To organize a non-violent pro-democracy movement is not costly, when compared to armed resistance movements, but it does require access to means of communication and an opportunity to plan strategies. Other countries can help. There are foundations in a number of countries that operate with government funding, but at arms-length from the government, so that their support cannot be controlled by any particular party or politically powerful interest group. In Canada, this organization is the Montreal-based group, Rights and Democracy. In the United States, there is the National Endowment for Democracy. In Britain there’s the Westminster Foundation. In Sweden there’s the Olof Palme Foundation. The European Union itself is now founding such an organization, notably with the support of the former Czech president Vaclav Havel. Norway spends large sums helping nonviolent movements in dictatorships, for example by funding a radio station that broadcasts into Burma in various Burmese languages. The US organization gave $25 million to the group of young people called Otpor who organized the movement that ousted Milosevic. This was many months after the US had failed to oust that authoritarian ruler by bombing Belgrade. Finally, they had learned how to do it right.
Nor surprisingly, dictatorships are trying to limit the influence of these foundations. For example, Russia does not license these government-funded democracy support organizations to set up offices, nor for that matter even similar, but privately-funded, groups such as the Soros Foundation.
Though these actions on the part of dictators must be expected, what is surprising is that so many fine citizens living in democracies such as Canada are also ambivalent or even opposed to supporting nonviolent pro-democracy movements abroad. I have to count many of my friends among these critics.

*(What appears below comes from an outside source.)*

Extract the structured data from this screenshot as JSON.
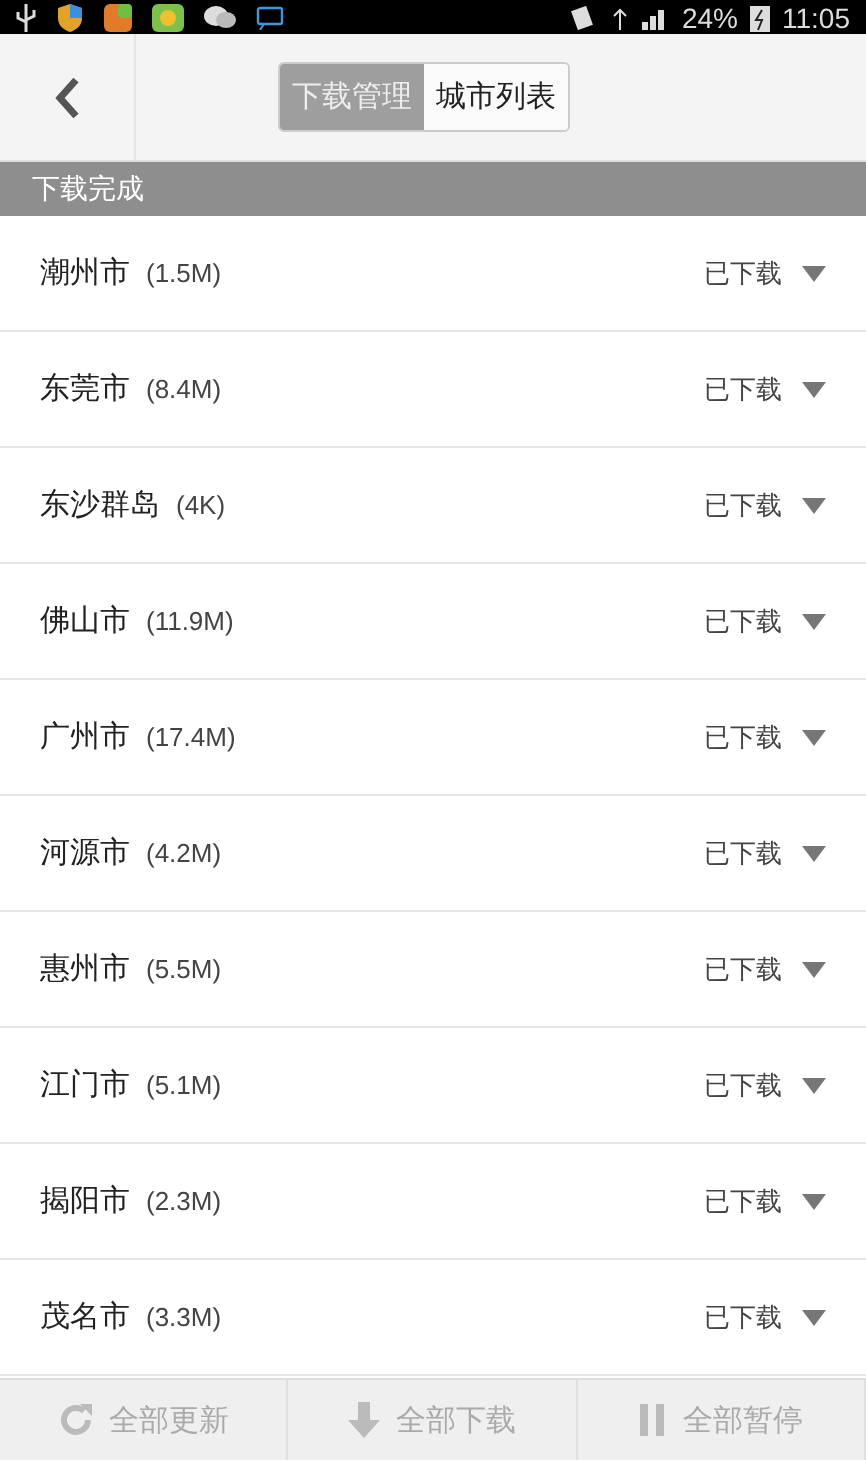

I think their misgivings arise from understandable reactions against the Bush administration’s repeated calls for “regime change” in dictatorial countries — meaning violent intervention by a US-led coalition. We have learned that violent methods are worse than useless.
Nonviolent movements must always reflect the will of the people themselves, not outsiders. A pro-democracy movement can never succeed, even if it is given unlimited money from abroad, unless it truly represents the wishes of its own citizenry. And, as recent experience shows, Canada and other democratic countries cannot help by sending military supplies or troops. Cell phones, radio transmitters, computers, and photocopiers, yes. Tanks and helicopters, no. We can help by increasing the range of choice available to them , but the people must be in charge of their democracy movement themselves, if it is to succeed.
The goal of promoting democracy has been tainted by association with the US military approach. If you speak of helping spread democracy nowadays, you may be considered some kind of right-wing zealot. That is unfortunate. The people of Burma, for example, need our support. The world will be better for all of us when everyone enjoys freedom and has some influence over the decisions made by their government.
So we need to renew our commitment to democracy everywhere in the world. To be sure, it’s not a perfect system. Indeed, as Winston Churchill said, it’s the worst form of government except all the others that have ever been tried. That’s good enough for me.